Another version made in an effort to lighten up the dish: ground turkey in place of beef or pork. I've made this many times and my favorite goes like this: ground turkey, white wine in place of red, and chicken or vegetable stock in place of the canned tomatoes. (Still use the mustard, of course.) It's a gorgeously light and still-comforting meal all it's own.
A "true" Bolognese ragú uses whole milk or cream toward the end of cooking. I prefer to dollop some really good ricotta on top just before serving or I'll really go for it with creamy burrata. Like the mirepoix, this comes down to personal preference, but I find that the addition of cream takes an already rich and indulgent dish too far for me. (Burrata, somehow, doesn't. Don't @ me.)
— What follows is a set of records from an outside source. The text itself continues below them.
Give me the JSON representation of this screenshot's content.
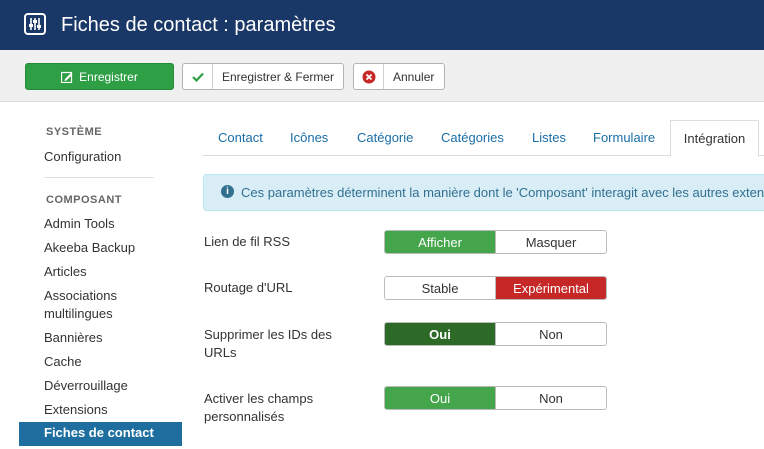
{
  "header": {
    "title": "Fiches de contact : paramètres",
    "icon": "sliders-icon"
  },
  "toolbar": {
    "save_label": "Enregistrer",
    "save_close_label": "Enregistrer & Fermer",
    "cancel_label": "Annuler",
    "colors": {
      "save": "#2f9f45",
      "cancel_icon": "#c52827"
    }
  },
  "sidebar": {
    "system_heading": "SYSTÈME",
    "configuration": "Configuration",
    "component_heading": "COMPOSANT",
    "items": [
      "Admin Tools",
      "Akeeba Backup",
      "Articles",
      "Associations multilingues",
      "Bannières",
      "Cache",
      "Déverrouillage",
      "Extensions"
    ],
    "active_item": "Fiches de contact"
  },
  "tabs": [
    "Contact",
    "Icônes",
    "Catégorie",
    "Catégories",
    "Listes",
    "Formulaire"
  ],
  "active_tab": "Intégration",
  "alert": {
    "icon": "info-icon",
    "text": "Ces paramètres déterminent la manière dont le 'Composant' interagit avec les autres exten"
  },
  "fields": [
    {
      "label": "Lien de fil RSS",
      "options": [
        "Afficher",
        "Masquer"
      ],
      "selected": "Afficher"
    },
    {
      "label": "Routage d'URL",
      "options": [
        "Stable",
        "Expérimental"
      ],
      "selected": "Expérimental"
    },
    {
      "label": "Supprimer les IDs des URLs",
      "options": [
        "Oui",
        "Non"
      ],
      "selected": "Oui"
    },
    {
      "label": "Activer les champs personnalisés",
      "options": [
        "Oui",
        "Non"
      ],
      "selected": "Oui"
    }
  ]
}
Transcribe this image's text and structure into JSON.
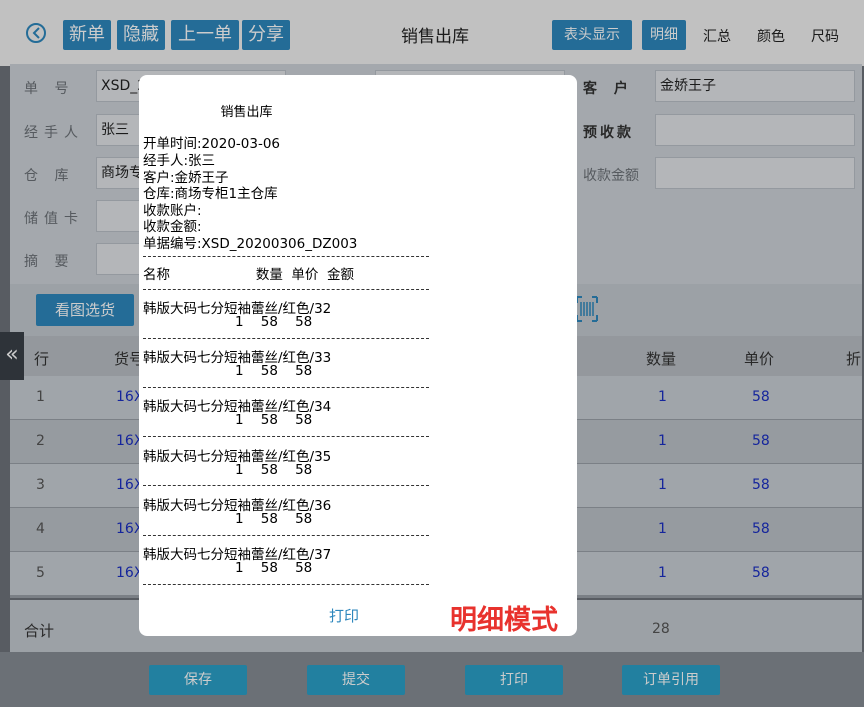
{
  "topbar": {
    "buttons": [
      "新单",
      "隐藏",
      "上一单",
      "分享"
    ],
    "title": "销售出库",
    "right": {
      "header_display": "表头显示",
      "detail": "明细",
      "summary": "汇总",
      "color": "颜色",
      "size": "尺码"
    }
  },
  "form": {
    "order_no": {
      "label": "单 号",
      "value": "XSD_2"
    },
    "handler": {
      "label": "经手人",
      "value": "张三"
    },
    "warehouse": {
      "label": "仓 库",
      "value": "商场专"
    },
    "stored_card": {
      "label": "储值卡",
      "value": ""
    },
    "memo": {
      "label": "摘 要",
      "value": ""
    },
    "customer": {
      "label": "客 户",
      "value": "金娇王子"
    },
    "prepay": {
      "label": "预收款",
      "value": ""
    },
    "receipt_amount": {
      "label": "收款金额",
      "value": ""
    }
  },
  "toolbar": {
    "browse_label": "看图选货"
  },
  "table": {
    "headers": {
      "row": "行",
      "sku": "货号",
      "qty": "数量",
      "price": "单价",
      "extra": "折"
    },
    "rows": [
      {
        "n": "1",
        "sku": "16X",
        "qty": "1",
        "price": "58"
      },
      {
        "n": "2",
        "sku": "16X",
        "qty": "1",
        "price": "58"
      },
      {
        "n": "3",
        "sku": "16X",
        "qty": "1",
        "price": "58"
      },
      {
        "n": "4",
        "sku": "16X",
        "qty": "1",
        "price": "58"
      },
      {
        "n": "5",
        "sku": "16X",
        "qty": "1",
        "price": "58"
      }
    ],
    "total_label": "合计",
    "total_qty": "28"
  },
  "bottom": {
    "save": "保存",
    "submit": "提交",
    "print": "打印",
    "order_ref": "订单引用"
  },
  "sidetab": "«",
  "dialog": {
    "title": "销售出库",
    "info": [
      "开单时间:2020-03-06",
      "经手人:张三",
      "客户:金娇王子",
      "仓库:商场专柜1主仓库",
      "收款账户:",
      "收款金额:",
      "单据编号:XSD_20200306_DZ003"
    ],
    "col_header": "名称                    数量  单价  金额",
    "items": [
      {
        "name": "韩版大码七分短袖蕾丝/红色/32",
        "nums": "1    58    58"
      },
      {
        "name": "韩版大码七分短袖蕾丝/红色/33",
        "nums": "1    58    58"
      },
      {
        "name": "韩版大码七分短袖蕾丝/红色/34",
        "nums": "1    58    58"
      },
      {
        "name": "韩版大码七分短袖蕾丝/红色/35",
        "nums": "1    58    58"
      },
      {
        "name": "韩版大码七分短袖蕾丝/红色/36",
        "nums": "1    58    58"
      },
      {
        "name": "韩版大码七分短袖蕾丝/红色/37",
        "nums": "1    58    58"
      }
    ],
    "print_label": "打印"
  },
  "mode_label": "明细模式"
}
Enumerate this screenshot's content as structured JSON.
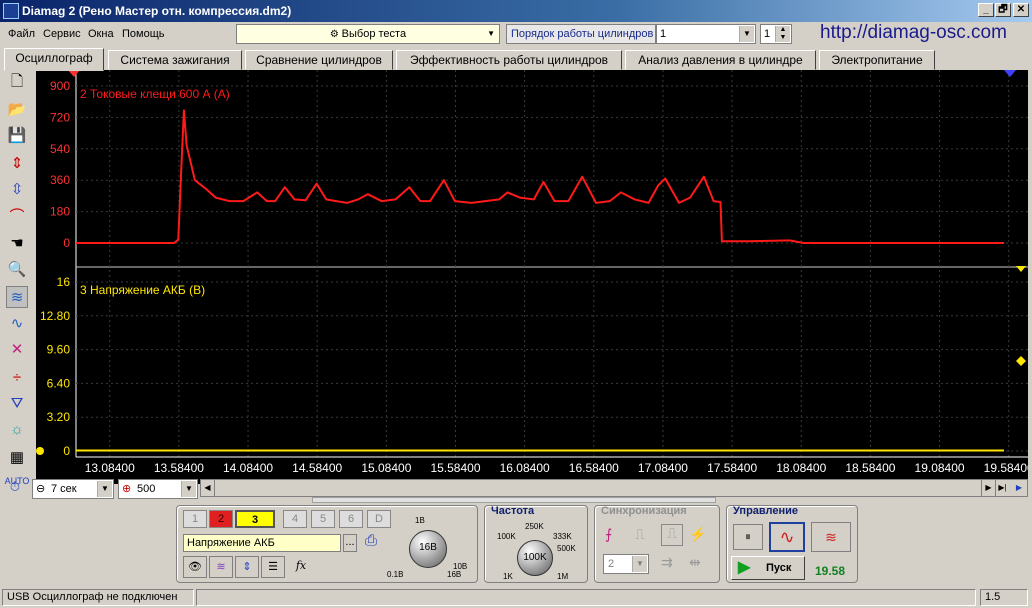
{
  "window": {
    "title": "Diamag 2 (Рено Мастер отн. компрессия.dm2)",
    "min": "_",
    "max": "🗗",
    "close": "✕"
  },
  "menu": [
    "Файл",
    "Сервис",
    "Окна",
    "Помощь"
  ],
  "test_select": {
    "value": "Выбор теста"
  },
  "cyl_order": {
    "label": "Порядок работы цилиндров",
    "value": "1",
    "stepper": "1"
  },
  "url": "http://diamag-osc.com",
  "tabs": [
    "Осциллограф",
    "Система зажигания",
    "Сравнение цилиндров",
    "Эффективность работы цилиндров",
    "Анализ давления в цилиндре",
    "Электропитание"
  ],
  "chart_data": [
    {
      "type": "line",
      "title": "2 Токовые клещи 600 А (А)",
      "yticks": [
        "900",
        "720",
        "540",
        "360",
        "180",
        "0"
      ],
      "ylim": [
        0,
        900
      ],
      "color": "#ff1a1a",
      "x": [
        12.84,
        13.55,
        13.58,
        13.6,
        13.62,
        13.64,
        13.7,
        13.78,
        13.85,
        13.95,
        14.05,
        14.15,
        14.22,
        14.28,
        14.35,
        14.42,
        14.5,
        14.58,
        14.65,
        14.72,
        14.8,
        14.88,
        14.95,
        15.05,
        15.15,
        15.25,
        15.33,
        15.4,
        15.5,
        15.58,
        15.7,
        15.8,
        15.9,
        15.96,
        16.05,
        16.15,
        16.22,
        16.3,
        16.4,
        16.5,
        16.6,
        16.7,
        16.78,
        16.88,
        16.98,
        17.05,
        17.1,
        17.2,
        17.28,
        17.38,
        17.45,
        17.5,
        17.51,
        17.55,
        17.7,
        18.0,
        18.1,
        19.55
      ],
      "y": [
        0,
        0,
        20,
        400,
        760,
        560,
        360,
        310,
        260,
        240,
        240,
        290,
        240,
        240,
        320,
        250,
        245,
        340,
        250,
        240,
        230,
        250,
        280,
        240,
        250,
        320,
        240,
        240,
        360,
        240,
        230,
        240,
        250,
        290,
        260,
        250,
        350,
        240,
        240,
        380,
        230,
        240,
        290,
        250,
        230,
        330,
        370,
        230,
        260,
        380,
        240,
        235,
        10,
        10,
        10,
        15,
        0,
        0
      ]
    },
    {
      "type": "line",
      "title": "3 Напряжение АКБ (В)",
      "yticks": [
        "16",
        "12.80",
        "9.60",
        "6.40",
        "3.20",
        "0"
      ],
      "ylim": [
        0,
        16
      ],
      "color": "#ffe600",
      "x": [
        12.84,
        19.55
      ],
      "y": [
        0.05,
        0.05
      ]
    }
  ],
  "x_axis": {
    "ticks": [
      "13.08400",
      "13.58400",
      "14.08400",
      "14.58400",
      "15.08400",
      "15.58400",
      "16.08400",
      "16.58400",
      "17.08400",
      "17.58400",
      "18.08400",
      "18.58400",
      "19.08400",
      "19.58400"
    ]
  },
  "timebase": {
    "value": "7 сек"
  },
  "points": {
    "value": "500"
  },
  "channels": {
    "buttons": [
      "1",
      "2",
      "3",
      "4",
      "5",
      "6",
      "D"
    ],
    "active": "3",
    "name": "Напряжение АКБ",
    "name_btn": "..."
  },
  "voltage_knob": {
    "value": "16В",
    "min": "0.1В",
    "max": "16В",
    "top": "1В",
    "right": "10В"
  },
  "frequency": {
    "title": "Частота",
    "value": "100K",
    "labels": [
      "100K",
      "250K",
      "333K",
      "500K",
      "1K",
      "1M"
    ]
  },
  "sync": {
    "title": "Синхронизация",
    "value": "2"
  },
  "control": {
    "title": "Управление",
    "start": "Пуск",
    "fps": "19.58"
  },
  "status": {
    "left": "USB Осциллограф не подключен",
    "right": "1.5"
  },
  "colors": {
    "ch2": "#ff1a1a",
    "ch3": "#ffe600",
    "active_channel": "#ffff00",
    "channel2_btn": "#e02020"
  }
}
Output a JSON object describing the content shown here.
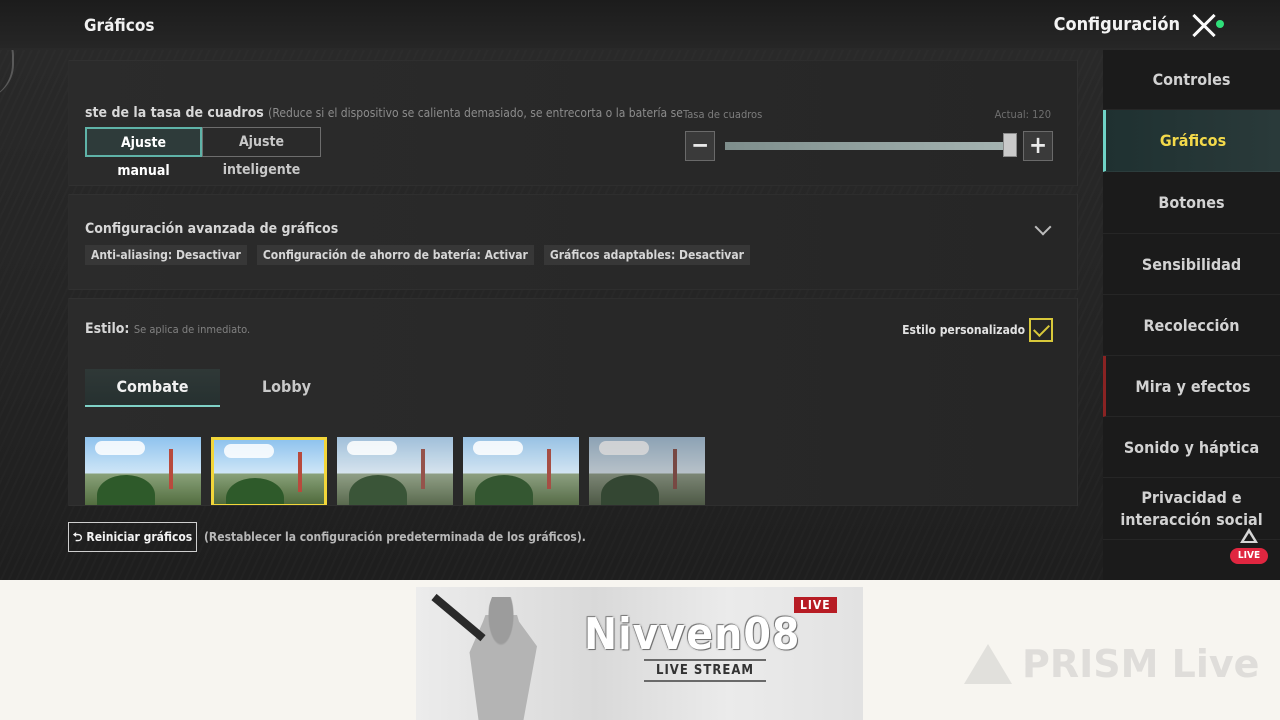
{
  "topbar": {
    "section_title": "Gráficos",
    "config_title": "Configuración"
  },
  "fps": {
    "label": "ste de la tasa de cuadros",
    "hint": "(Reduce si el dispositivo se calienta demasiado, se entrecorta o la batería se agot",
    "manual_label": "Ajuste manual",
    "smart_label": "Ajuste inteligente",
    "slider_title": "Tasa de cuadros",
    "slider_actual": "Actual: 120",
    "slider_level": 0.99,
    "minus_symbol": "−",
    "plus_symbol": "+"
  },
  "advanced": {
    "title": "Configuración avanzada de gráficos",
    "chips": [
      "Anti-aliasing: Desactivar",
      "Configuración de ahorro de batería: Activar",
      "Gráficos adaptables: Desactivar"
    ]
  },
  "style": {
    "label": "Estilo:",
    "hint": "Se aplica de inmediato.",
    "custom_label": "Estilo personalizado",
    "custom_checked": true,
    "tabs": [
      "Combate",
      "Lobby"
    ],
    "selected_thumbnail": 2
  },
  "reset": {
    "button_label": "Reiniciar gráficos",
    "note": "(Restablecer la configuración predeterminada de los gráficos)."
  },
  "sidebar": {
    "items": [
      {
        "label": "Controles"
      },
      {
        "label": "Gráficos",
        "active": true
      },
      {
        "label": "Botones"
      },
      {
        "label": "Sensibilidad"
      },
      {
        "label": "Recolección"
      },
      {
        "label": "Mira y efectos"
      },
      {
        "label": "Sonido y háptica"
      },
      {
        "label": "Privacidad e interacción social"
      }
    ]
  },
  "overlay": {
    "live_badge": "LIVE"
  },
  "banner": {
    "name": "Nivven08",
    "live_tag": "LIVE",
    "subtitle": "LIVE STREAM"
  },
  "watermark": {
    "text": "PRISM Live"
  },
  "colors": {
    "accent_teal": "#6fd4c7",
    "active_yellow": "#f3d94a",
    "live_red": "#e02640"
  }
}
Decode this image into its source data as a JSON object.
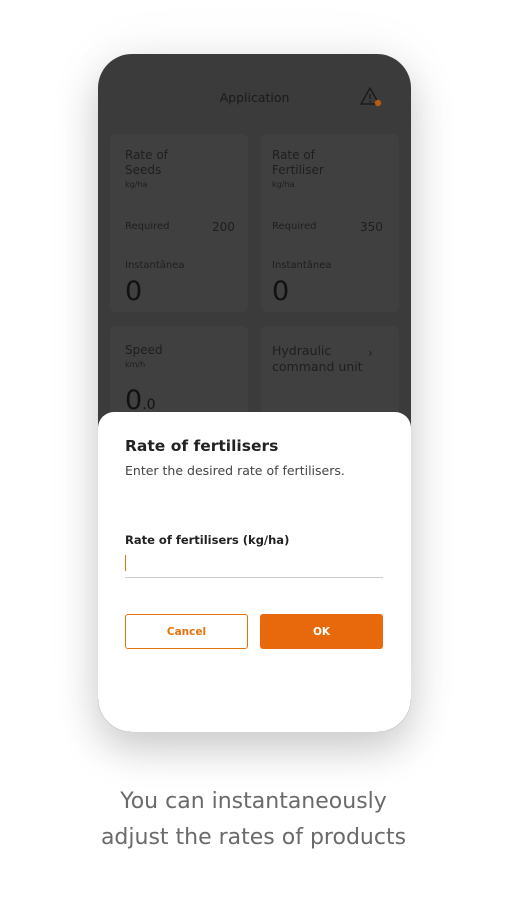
{
  "app": {
    "title": "Application",
    "warning_icon": "warning-triangle-icon",
    "warning_dot_color": "#e8710a"
  },
  "cards": {
    "seeds": {
      "title": "Rate of\nSeeds",
      "unit": "kg/ha",
      "required_label": "Required",
      "required_value": "200",
      "instant_label": "Instantânea",
      "instant_value": "0"
    },
    "fertiliser": {
      "title": "Rate of\nFertiliser",
      "unit": "kg/ha",
      "required_label": "Required",
      "required_value": "350",
      "instant_label": "Instantânea",
      "instant_value": "0"
    },
    "speed": {
      "title": "Speed",
      "unit": "km/h",
      "value_int": "0",
      "value_dec": ".0"
    },
    "hydraulic": {
      "title": "Hydraulic\ncommand unit",
      "chevron": "›"
    }
  },
  "dialog": {
    "title": "Rate of fertilisers",
    "subtitle": "Enter the desired rate of fertilisers.",
    "field_label": "Rate of fertilisers (kg/ha)",
    "field_value": "",
    "cancel_label": "Cancel",
    "ok_label": "OK"
  },
  "colors": {
    "accent": "#e8710a",
    "overlay": "#3b3b3b"
  },
  "caption": {
    "line1": "You can instantaneously",
    "line2": "adjust the rates of products"
  }
}
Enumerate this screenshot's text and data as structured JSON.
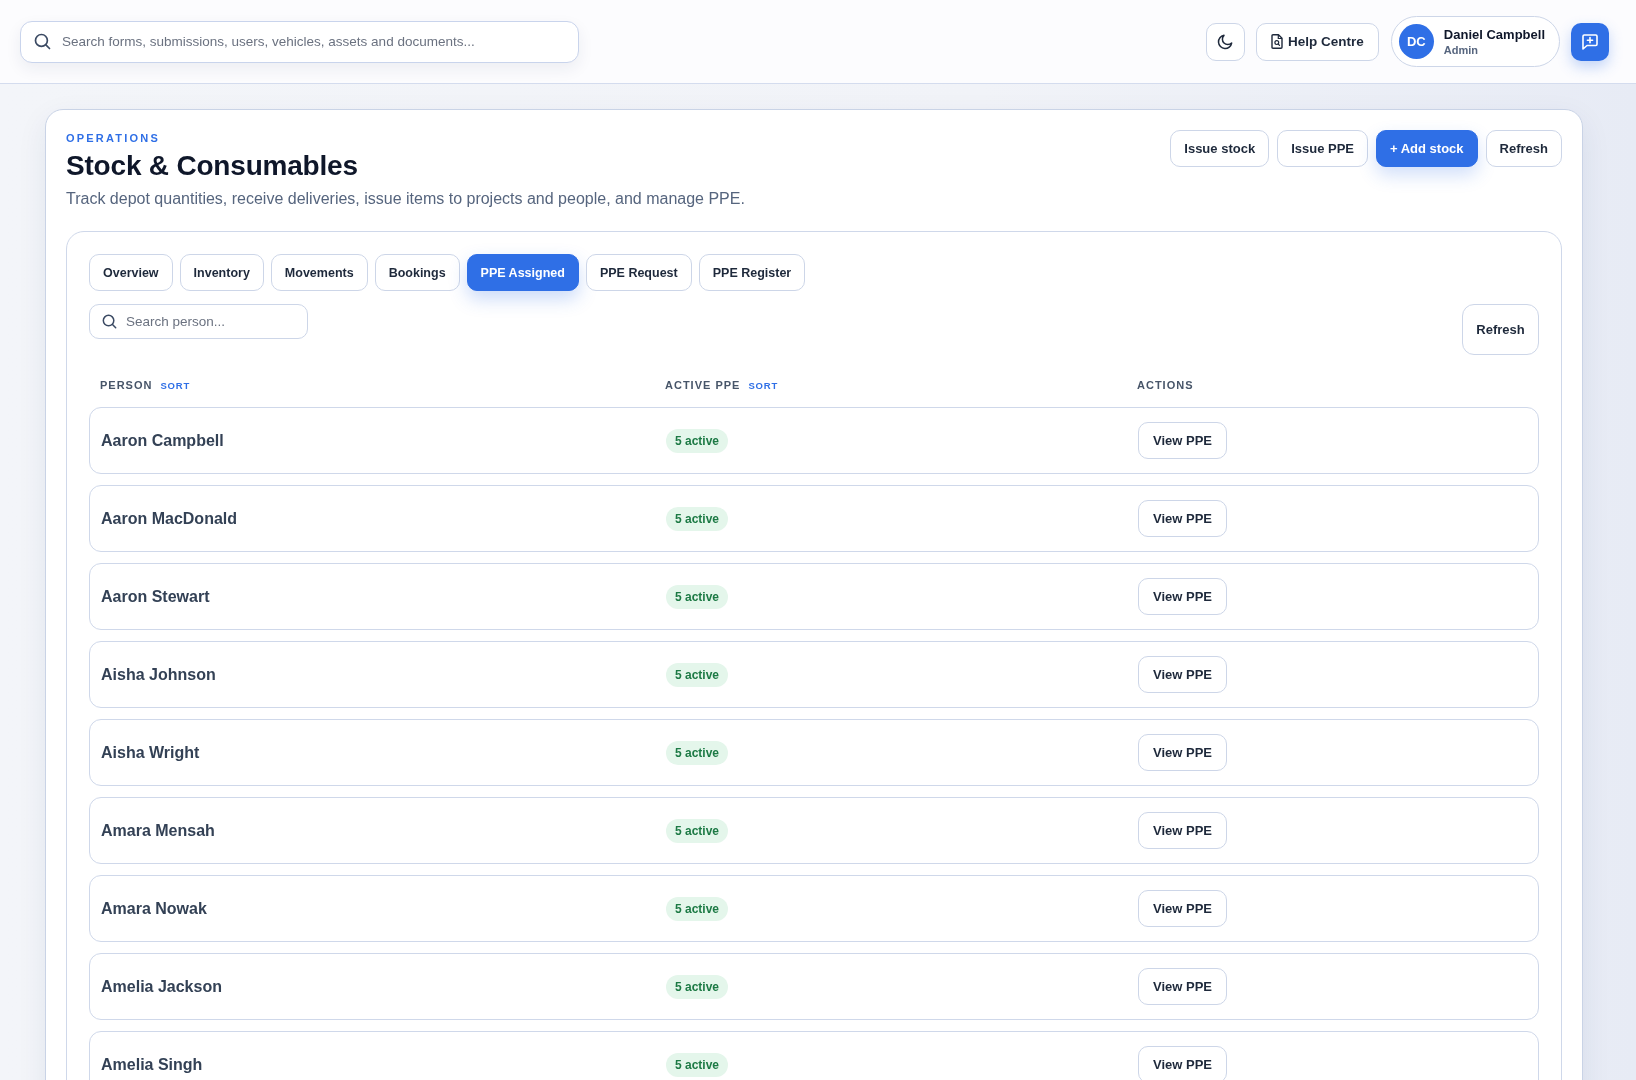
{
  "top_bar": {
    "search": {
      "placeholder": "Search forms, submissions, users, vehicles, assets and documents..."
    },
    "help_button": "Help Centre",
    "user": {
      "initials": "DC",
      "name": "Daniel Campbell",
      "role": "Admin"
    }
  },
  "page": {
    "eyebrow": "OPERATIONS",
    "title": "Stock & Consumables",
    "subtitle": "Track depot quantities, receive deliveries, issue items to projects and people, and manage PPE.",
    "actions": [
      {
        "label": "Issue stock",
        "primary": false
      },
      {
        "label": "Issue PPE",
        "primary": false
      },
      {
        "label": "+ Add stock",
        "primary": true
      },
      {
        "label": "Refresh",
        "primary": false
      }
    ]
  },
  "tabs": [
    {
      "label": "Overview",
      "selected": false
    },
    {
      "label": "Inventory",
      "selected": false
    },
    {
      "label": "Movements",
      "selected": false
    },
    {
      "label": "Bookings",
      "selected": false
    },
    {
      "label": "PPE Assigned",
      "selected": true
    },
    {
      "label": "PPE Request",
      "selected": false
    },
    {
      "label": "PPE Register",
      "selected": false
    }
  ],
  "person_search": {
    "placeholder": "Search person..."
  },
  "refresh_button": "Refresh",
  "table": {
    "columns": [
      {
        "label": "PERSON",
        "sort": "SORT"
      },
      {
        "label": "ACTIVE PPE",
        "sort": "SORT"
      },
      {
        "label": "ACTIONS"
      }
    ],
    "rows": [
      {
        "person": "Aaron Campbell",
        "active_ppe": "5 active",
        "action": "View PPE"
      },
      {
        "person": "Aaron MacDonald",
        "active_ppe": "5 active",
        "action": "View PPE"
      },
      {
        "person": "Aaron Stewart",
        "active_ppe": "5 active",
        "action": "View PPE"
      },
      {
        "person": "Aisha Johnson",
        "active_ppe": "5 active",
        "action": "View PPE"
      },
      {
        "person": "Aisha Wright",
        "active_ppe": "5 active",
        "action": "View PPE"
      },
      {
        "person": "Amara Mensah",
        "active_ppe": "5 active",
        "action": "View PPE"
      },
      {
        "person": "Amara Nowak",
        "active_ppe": "5 active",
        "action": "View PPE"
      },
      {
        "person": "Amelia Jackson",
        "active_ppe": "5 active",
        "action": "View PPE"
      },
      {
        "person": "Amelia Singh",
        "active_ppe": "5 active",
        "action": "View PPE"
      }
    ]
  }
}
With Pancetta, Anchovy Paste, or Some Heat
Beyond the use of yellow mustard, I'll employ another flavor enhancer in the form of either: salty pancetta, rich anchovy paste, or a heavy pinch of red pepper flakes or Aleppo pepper. Whichever you choose, add it into the pan at the beginning, along with the onion, before the meat.
And the preferences continue: choose spaghetti, penne, orecchiette. Add halved cherry tomatoes. Do lentils in place of the meat. There are endless ways to modernize or play with Bolognese sauce. If a nonna in Bologna furrows her brow, maybe send her a jar of mustard.
Grandma Felicia's recipe cards